The Library

OK, I admit it. I’m an indiscriminate book lover. One week I’m deep into a fabulous piece of literature, the next I’m tearing through a messy crime novel or a celebrity biography. What can I say, sometimes my brain needs a rest. 

Below are some of my recent reads. My absolute favorites. Books I’ll come back to over and over. If you’re like me and you love nothing more than curling up in a comfy chair and diving into a great book - cheap wine in hand - you might enjoy them too!


American Fire, by Monica Hesse

If you’ve ever zipped down Virginia’s Eastern Shore and wondered what it would be like to live there, you owe it to yourself to read this non-fiction work. While it’s centered on the curious story of Tonya Bundick and Charlie Smith - the Eastern Shore Arsonists, who nearly burned down Accomack County about six years ago - it’s so much more than that. A poetic and poignant look at Virginia’s forgotten finger.


A Gentleman In Moscow, by Amor Towles

Have I mentioned that I belong to a book club that reads only women authors? Thought so. Yet, like most bibliophiles, we consume lots of literature that isn’t on the menu at our monthly meeting. At our last get together someone mentioned “A Gentleman in Moscow” and we all began gushing at once about this marvelous, breathtaking novel. Written by Amor Towles - a man! - this is the best book I’ve read. In years. Enjoy! 


Calypso, by David Sedaris

Is there a wittier essayist in America today than David Sedaris? No, there is not. His latest book, “Calypso,” offers moments of exquisite hilarity and deep introspection. If you love your Fitbit, as I do, you will find his essay on obsessive walking riotous. On second thought, if you’ve never read Sedaris, start with “Naked” and “Me Talk Pretty One Day.” “Calypso” is a collection for those seriously addicted to the writer.  I never wanted it to end.


Manhattan Beach, by Jennifer Egan

Loved this sweeping novel set in 1930s and ‘40s New York City by one of my book club’s favorite authors. Egan’s richly drawn characters include gangsters, floozies, bankers and young women working at the Naval yard in jobs that had been held by men before the war.  This author always does her homework. Details about diving and the critical role of merchant ships during the war are spot on. 

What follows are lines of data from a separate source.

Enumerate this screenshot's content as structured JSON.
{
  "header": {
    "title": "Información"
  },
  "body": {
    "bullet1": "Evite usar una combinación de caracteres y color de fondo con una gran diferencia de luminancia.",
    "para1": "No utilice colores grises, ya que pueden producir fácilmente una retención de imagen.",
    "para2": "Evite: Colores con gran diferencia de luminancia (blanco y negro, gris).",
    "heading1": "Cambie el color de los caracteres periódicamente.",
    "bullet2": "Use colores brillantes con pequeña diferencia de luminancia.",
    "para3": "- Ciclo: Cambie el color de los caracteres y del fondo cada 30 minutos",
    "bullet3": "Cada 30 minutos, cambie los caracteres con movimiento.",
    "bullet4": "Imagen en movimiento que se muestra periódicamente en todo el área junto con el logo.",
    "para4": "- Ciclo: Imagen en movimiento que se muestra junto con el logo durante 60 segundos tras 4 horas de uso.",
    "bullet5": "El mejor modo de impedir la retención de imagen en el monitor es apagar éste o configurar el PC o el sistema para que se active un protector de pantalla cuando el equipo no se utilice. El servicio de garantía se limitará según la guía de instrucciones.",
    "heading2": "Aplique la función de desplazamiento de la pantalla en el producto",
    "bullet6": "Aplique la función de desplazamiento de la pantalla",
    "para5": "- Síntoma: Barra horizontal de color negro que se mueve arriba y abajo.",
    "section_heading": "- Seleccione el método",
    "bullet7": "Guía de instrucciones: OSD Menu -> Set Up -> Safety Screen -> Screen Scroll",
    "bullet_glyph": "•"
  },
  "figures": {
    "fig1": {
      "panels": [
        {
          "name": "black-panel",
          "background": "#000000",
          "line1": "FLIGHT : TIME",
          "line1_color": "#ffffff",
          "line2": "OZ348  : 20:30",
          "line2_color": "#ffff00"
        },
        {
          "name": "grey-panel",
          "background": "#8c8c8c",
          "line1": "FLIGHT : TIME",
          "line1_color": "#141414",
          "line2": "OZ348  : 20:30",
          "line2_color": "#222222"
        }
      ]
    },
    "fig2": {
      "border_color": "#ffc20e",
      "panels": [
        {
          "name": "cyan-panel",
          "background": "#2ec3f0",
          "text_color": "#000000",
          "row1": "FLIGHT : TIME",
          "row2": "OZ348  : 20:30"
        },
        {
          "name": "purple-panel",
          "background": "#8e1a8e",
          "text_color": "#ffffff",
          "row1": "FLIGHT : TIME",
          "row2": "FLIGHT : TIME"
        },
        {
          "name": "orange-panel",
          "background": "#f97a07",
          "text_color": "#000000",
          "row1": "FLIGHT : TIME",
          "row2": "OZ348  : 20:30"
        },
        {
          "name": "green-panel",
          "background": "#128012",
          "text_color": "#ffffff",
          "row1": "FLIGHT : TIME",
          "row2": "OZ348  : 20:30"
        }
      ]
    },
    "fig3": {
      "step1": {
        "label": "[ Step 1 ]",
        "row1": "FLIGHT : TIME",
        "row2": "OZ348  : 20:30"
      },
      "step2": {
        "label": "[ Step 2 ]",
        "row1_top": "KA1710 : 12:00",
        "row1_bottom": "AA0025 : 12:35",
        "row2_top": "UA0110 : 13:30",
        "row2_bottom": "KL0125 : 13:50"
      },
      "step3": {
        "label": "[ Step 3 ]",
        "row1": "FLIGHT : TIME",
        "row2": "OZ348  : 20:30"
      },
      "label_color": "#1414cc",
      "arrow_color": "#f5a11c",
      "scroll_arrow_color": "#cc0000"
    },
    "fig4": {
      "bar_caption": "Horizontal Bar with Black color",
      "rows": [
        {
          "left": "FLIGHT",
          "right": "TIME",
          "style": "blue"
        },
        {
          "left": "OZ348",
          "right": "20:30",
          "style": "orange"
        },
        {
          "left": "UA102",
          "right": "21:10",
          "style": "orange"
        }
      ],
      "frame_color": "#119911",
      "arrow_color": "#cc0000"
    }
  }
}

An Innocent Client, by Scott Pratt

Because I live at the beach, I find my reading tastes change with the seasons. Don’t tell my brainy book club, but in summer, I want to read fun, engrossing novels that will eventually wind up on my book shelves with sand between the pages.

My 2018 beach reading kicked off with “An Innocent Client,” by Scott Pratt. I immediately began working my way through the rest of his addictive Joe Dillard series. Pratt, who has a BA in English and a law degree from the University of Tennessee, writes legal thrillers set in eastern Tennessee. His main character, Dillard, is a career switcher. In this novel, he’s a disillusioned criminal defense lawyer. In the later books he’s the DA. 

In an interview with The Huffington Post, Pratt said he wrote the series in a way that the reader could start with any novel and that's true. I’m on my third.


The Museum of Extraordinary Things, by Alice Hoffman

I love reading Alice Hoffman. She’s an elegant and quirky writer and when she turns to historical fiction, she’s both mesmerizing and meticulous. “The Museum of Extraordinary Things” is set in 1911 New York. The year of the Triangle Shirtwaist Factory fire and a time when wolves and deer roamed remote parts of Manhattan. Read this. You’ll love the prose and you’ll learn something.


Sunburn, by Laura Lippman

Former Baltimore Sun newspaper reporter Laura Lippman is one of my favorite authors. Her crime novels are always compelling, often based on real cases. “Sunburn” is something a bit different. A psychodrama with lots of twists. Enjoy!


Before We Were Yours, by Lisa Wingate

The Tennessee Children’s Home Society was an unscrupulous adoption agency based in Memphis during the first half of the 20th century. The owners were able to kidnap poor children and place them with wealthy families for decades before they were exposed. “Before We Were Yours” is a mystery novel based on these horrific real-life events. A great read.


News Of The World, by Paulette Jiles

News of the World” is one of those novels that stays with you long after you’ve turned the last page. It’s the story of a little girl held captive by the Kiowa tribe for four years and the 70-year-old Army captain who’s taking her back to her kinfolk in San Antonio. Sweeping story set in North Texas just after the Civil War. Read this. You can thank me later.